Our self-perception is heavily influenced by psychological factors. Body dysmorphic disorder (BDD) is a mental health condition where individuals have a distorted view of their appearance, leading to excessive preoccupation with perceived flaws.

Social Media and Societal Beauty Standards

Social media platforms and societal beauty standards play a significant role in shaping our self-image. The constant exposure to idealized images can create unrealistic expectations and lead to body dissatisfaction.

Developing a Positive Body Image

  • Challenge negative self-talk: Identify and dispute negative thoughts about your appearance.
  • Focus on your strengths: Recognize and appreciate your positive attributes, both physical and non-physical.
  • Practice self-care: Engage in activities that make you feel good about yourself, such as exercise, healthy eating, and spending time with loved ones.
  • Seek professional help: If you struggle with body image issues, consider seeking therapy to address underlying psychological factors.

Cognitive Biases: Do We Look Better In The Mirror Or Real Life

Do we look better in the mirror or real life

Our perception of our appearance is often influenced by cognitive biases, which are systematic errors in our thinking that can lead us to misinterpret or distort information. These biases can cause us to perceive ourselves differently in the mirror than we do in real life.

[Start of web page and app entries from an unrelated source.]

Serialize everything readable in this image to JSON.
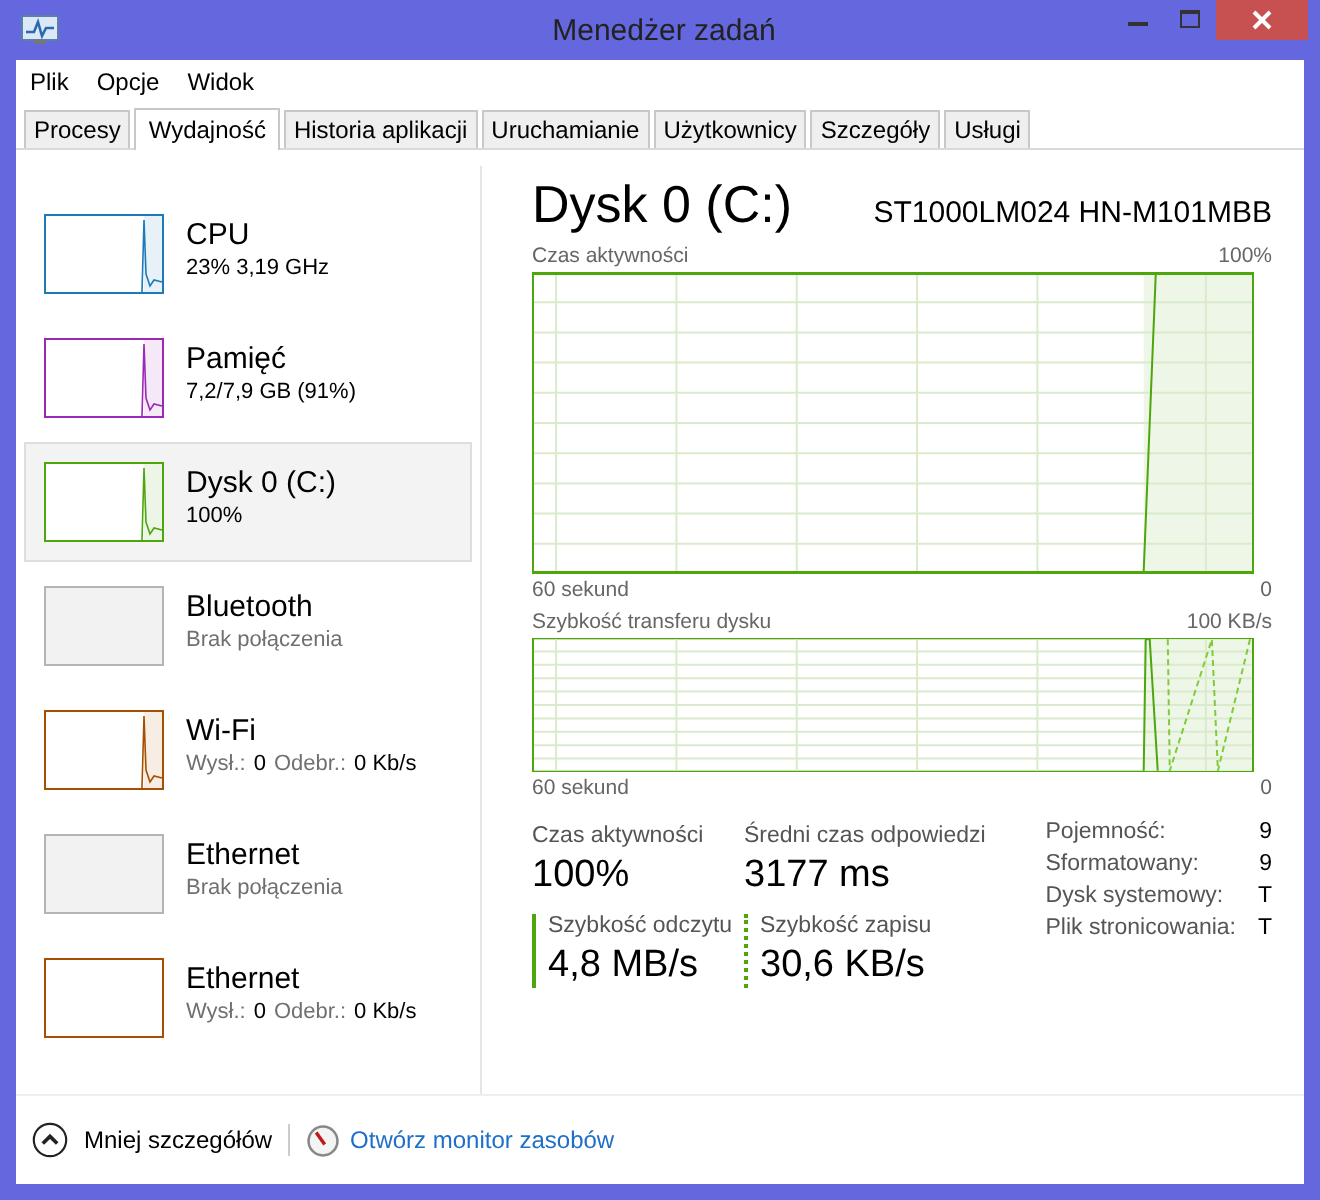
{
  "window": {
    "title": "Menedżer zadań"
  },
  "menu": [
    "Plik",
    "Opcje",
    "Widok"
  ],
  "tabs": [
    {
      "label": "Procesy",
      "selected": false
    },
    {
      "label": "Wydajność",
      "selected": true
    },
    {
      "label": "Historia aplikacji",
      "selected": false
    },
    {
      "label": "Uruchamianie",
      "selected": false
    },
    {
      "label": "Użytkownicy",
      "selected": false
    },
    {
      "label": "Szczegóły",
      "selected": false
    },
    {
      "label": "Usługi",
      "selected": false
    }
  ],
  "sidebar": {
    "items": [
      {
        "name": "CPU",
        "kind": "graph",
        "color": "#1c7ab8",
        "selected": false,
        "detail": [
          {
            "text": "23% 3,19 GHz",
            "dim": false
          }
        ]
      },
      {
        "name": "Pamięć",
        "kind": "graph",
        "color": "#9b28b6",
        "selected": false,
        "detail": [
          {
            "text": "7,2/7,9 GB (91%)",
            "dim": false
          }
        ]
      },
      {
        "name": "Dysk 0 (C:)",
        "kind": "graph",
        "color": "#4da60c",
        "selected": true,
        "detail": [
          {
            "text": "100%",
            "dim": false
          }
        ]
      },
      {
        "name": "Bluetooth",
        "kind": "disconnected",
        "color": "#b5b5b5",
        "selected": false,
        "detail": [
          {
            "text": "Brak połączenia",
            "dim": true
          }
        ]
      },
      {
        "name": "Wi-Fi",
        "kind": "graph",
        "color": "#a74f01",
        "selected": false,
        "detail": [
          {
            "text": "Wysł.:",
            "dim": true
          },
          {
            "text": "0",
            "dim": false
          },
          {
            "text": "Odebr.:",
            "dim": true
          },
          {
            "text": "0 Kb/s",
            "dim": false
          }
        ]
      },
      {
        "name": "Ethernet",
        "kind": "disconnected",
        "color": "#b5b5b5",
        "selected": false,
        "detail": [
          {
            "text": "Brak połączenia",
            "dim": true
          }
        ]
      },
      {
        "name": "Ethernet",
        "kind": "empty",
        "color": "#a74f01",
        "selected": false,
        "detail": [
          {
            "text": "Wysł.:",
            "dim": true
          },
          {
            "text": "0",
            "dim": false
          },
          {
            "text": "Odebr.:",
            "dim": true
          },
          {
            "text": "0 Kb/s",
            "dim": false
          }
        ]
      }
    ]
  },
  "panel": {
    "title": "Dysk 0 (C:)",
    "model": "ST1000LM024 HN-M101MBB",
    "graphs": [
      {
        "kind": "activity",
        "label": "Czas aktywności",
        "max": "100%",
        "time": "60 sekund",
        "min": "0"
      },
      {
        "kind": "transfer",
        "label": "Szybkość transferu dysku",
        "max": "100 KB/s",
        "time": "60 sekund",
        "min": "0"
      }
    ],
    "stats": [
      {
        "kind": "plain",
        "label": "Czas aktywności",
        "value": "100%"
      },
      {
        "kind": "plain",
        "label": "Średni czas odpowiedzi",
        "value": "3177 ms"
      },
      {
        "kind": "read",
        "label": "Szybkość odczytu",
        "value": "4,8 MB/s"
      },
      {
        "kind": "write",
        "label": "Szybkość zapisu",
        "value": "30,6 KB/s"
      }
    ],
    "properties": [
      {
        "label": "Pojemność:",
        "value": "9"
      },
      {
        "label": "Sformatowany:",
        "value": "9"
      },
      {
        "label": "Dysk systemowy:",
        "value": "T"
      },
      {
        "label": "Plik stronicowania:",
        "value": "T"
      }
    ]
  },
  "footer": {
    "less_details": "Mniej szczegółów",
    "monitor_link": "Otwórz monitor zasobów"
  }
}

One of the most common cognitive biases that affects our self-perception is confirmation bias. This bias leads us to seek out and interpret information that confirms our existing beliefs and expectations, while ignoring or discounting information that contradicts them. In the context of our appearance, this means that we are more likely to notice and remember the flaws that we perceive in ourselves, while overlooking our positive attributes.

Another cognitive bias that can shape our self-perception is the self-fulfilling prophecy. This bias occurs when our expectations about ourselves lead us to behave in ways that confirm those expectations. For example, if we believe that we are unattractive, we may avoid social situations or dress in a way that hides our body.

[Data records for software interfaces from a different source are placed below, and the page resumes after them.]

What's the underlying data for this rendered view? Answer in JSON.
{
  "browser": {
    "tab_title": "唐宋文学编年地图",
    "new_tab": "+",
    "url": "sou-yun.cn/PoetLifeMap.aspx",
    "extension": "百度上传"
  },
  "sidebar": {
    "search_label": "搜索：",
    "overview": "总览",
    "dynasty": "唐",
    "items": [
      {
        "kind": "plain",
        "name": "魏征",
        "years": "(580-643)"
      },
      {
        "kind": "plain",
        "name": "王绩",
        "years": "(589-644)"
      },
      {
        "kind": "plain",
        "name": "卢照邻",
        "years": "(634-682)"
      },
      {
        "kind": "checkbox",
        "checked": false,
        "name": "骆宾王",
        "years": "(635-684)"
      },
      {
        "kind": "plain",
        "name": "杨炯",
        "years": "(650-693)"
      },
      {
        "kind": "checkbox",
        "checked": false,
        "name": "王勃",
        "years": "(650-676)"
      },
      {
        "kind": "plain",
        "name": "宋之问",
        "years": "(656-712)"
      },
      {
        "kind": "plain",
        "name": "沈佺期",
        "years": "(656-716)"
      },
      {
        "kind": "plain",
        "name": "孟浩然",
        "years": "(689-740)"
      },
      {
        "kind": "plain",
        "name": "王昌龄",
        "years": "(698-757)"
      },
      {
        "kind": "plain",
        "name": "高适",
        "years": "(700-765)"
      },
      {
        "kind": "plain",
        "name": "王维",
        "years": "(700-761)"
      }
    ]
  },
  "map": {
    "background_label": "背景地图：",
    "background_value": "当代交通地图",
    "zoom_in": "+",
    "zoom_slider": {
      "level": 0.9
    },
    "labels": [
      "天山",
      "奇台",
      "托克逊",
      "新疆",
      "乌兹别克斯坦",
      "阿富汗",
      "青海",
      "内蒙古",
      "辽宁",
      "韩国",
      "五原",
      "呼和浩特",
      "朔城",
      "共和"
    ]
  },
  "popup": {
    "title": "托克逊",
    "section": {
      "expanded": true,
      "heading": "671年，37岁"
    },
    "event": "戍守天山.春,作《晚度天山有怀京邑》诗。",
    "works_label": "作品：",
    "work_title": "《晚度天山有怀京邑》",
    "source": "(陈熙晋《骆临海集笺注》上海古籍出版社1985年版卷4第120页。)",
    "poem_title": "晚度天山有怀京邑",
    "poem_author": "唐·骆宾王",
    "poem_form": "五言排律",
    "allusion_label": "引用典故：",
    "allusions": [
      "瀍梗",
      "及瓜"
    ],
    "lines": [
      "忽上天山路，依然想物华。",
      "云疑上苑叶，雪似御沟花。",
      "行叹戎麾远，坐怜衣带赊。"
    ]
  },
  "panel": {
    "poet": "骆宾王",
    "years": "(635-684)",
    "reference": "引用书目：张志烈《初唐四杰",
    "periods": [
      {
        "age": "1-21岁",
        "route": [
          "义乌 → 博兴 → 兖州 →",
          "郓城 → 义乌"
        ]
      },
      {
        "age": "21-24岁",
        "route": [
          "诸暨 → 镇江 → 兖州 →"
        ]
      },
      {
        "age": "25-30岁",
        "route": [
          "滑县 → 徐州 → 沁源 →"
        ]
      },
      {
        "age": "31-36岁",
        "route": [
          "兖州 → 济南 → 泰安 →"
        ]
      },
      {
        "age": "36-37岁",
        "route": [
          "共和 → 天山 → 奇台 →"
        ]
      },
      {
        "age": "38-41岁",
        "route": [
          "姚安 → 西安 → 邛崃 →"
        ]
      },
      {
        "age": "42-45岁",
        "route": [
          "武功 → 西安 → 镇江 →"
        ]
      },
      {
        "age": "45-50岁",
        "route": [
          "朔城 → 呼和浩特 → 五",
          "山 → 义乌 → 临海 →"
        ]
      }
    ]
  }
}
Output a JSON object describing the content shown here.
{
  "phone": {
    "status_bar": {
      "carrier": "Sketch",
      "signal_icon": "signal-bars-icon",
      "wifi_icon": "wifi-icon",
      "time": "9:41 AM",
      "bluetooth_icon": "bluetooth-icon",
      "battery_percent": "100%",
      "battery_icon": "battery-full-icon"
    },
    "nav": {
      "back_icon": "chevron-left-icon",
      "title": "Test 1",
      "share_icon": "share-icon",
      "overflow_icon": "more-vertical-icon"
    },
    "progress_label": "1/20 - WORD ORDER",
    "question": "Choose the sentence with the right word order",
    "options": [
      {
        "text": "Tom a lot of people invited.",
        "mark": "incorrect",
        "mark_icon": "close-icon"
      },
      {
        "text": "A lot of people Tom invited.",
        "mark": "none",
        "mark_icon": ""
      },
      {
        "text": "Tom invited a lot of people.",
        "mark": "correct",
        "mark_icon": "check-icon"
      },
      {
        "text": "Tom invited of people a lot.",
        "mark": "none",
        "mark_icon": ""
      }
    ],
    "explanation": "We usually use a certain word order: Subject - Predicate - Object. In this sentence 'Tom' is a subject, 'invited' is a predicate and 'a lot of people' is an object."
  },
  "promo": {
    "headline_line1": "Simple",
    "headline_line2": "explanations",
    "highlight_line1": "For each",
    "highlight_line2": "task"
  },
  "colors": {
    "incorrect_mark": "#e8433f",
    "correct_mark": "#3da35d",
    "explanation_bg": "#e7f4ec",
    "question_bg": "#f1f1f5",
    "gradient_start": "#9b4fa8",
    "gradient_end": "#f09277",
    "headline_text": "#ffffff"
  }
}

This behavior can then reinforce our negative self-perception, creating a vicious cycle.

Overcoming Cognitive Biases

Overcoming cognitive biases that distort our self-perception can be challenging, but it is possible. One effective strategy is to be aware of the biases that are likely to be influencing our thinking. By recognizing that our perceptions may be biased, we can be more critical of our thoughts and beliefs about ourselves.

Another strategy for overcoming cognitive biases is to seek out feedback from others. This can help us to get a more objective view of our appearance and to identify areas where we may be overly critical of ourselves. It is important to choose people who are supportive and who will provide honest feedback, even if it is not always what we want to hear.

Cultural and Contextual Influences

Our perceptions of beauty are profoundly shaped by the cultural norms and expectations we are immersed in. These norms vary significantly across cultures, influencing how we perceive ourselves and others.

Impact of Race, Ethnicity, and Gender, Do we look better in the mirror or real life

Race, ethnicity, and gender play a crucial role in shaping self-perception. Cultural ideals of beauty often prioritize certain physical characteristics associated with specific racial or ethnic groups. For instance, in some cultures, lighter skin is considered more desirable, while in others, darker skin is seen as a sign of health and beauty.

Gender norms also influence our perceptions of beauty. In many cultures, women are expected to conform to ideals of thinness, youthfulness, and symmetry, while men are often associated with muscularity, height, and ruggedness.

Examples of Cultural Beauty Ideals

Different cultures have vastly different beauty ideals. In Japan, pale skin, long black hair, and a petite figure are considered attractive. In contrast, in Nigeria, dark skin, full lips, and a curvaceous body are highly valued.

These examples highlight the profound influence of culture on our perceptions of beauty. It is essential to recognize that beauty is not a universal concept but rather a culturally constructed ideal that varies significantly across societies.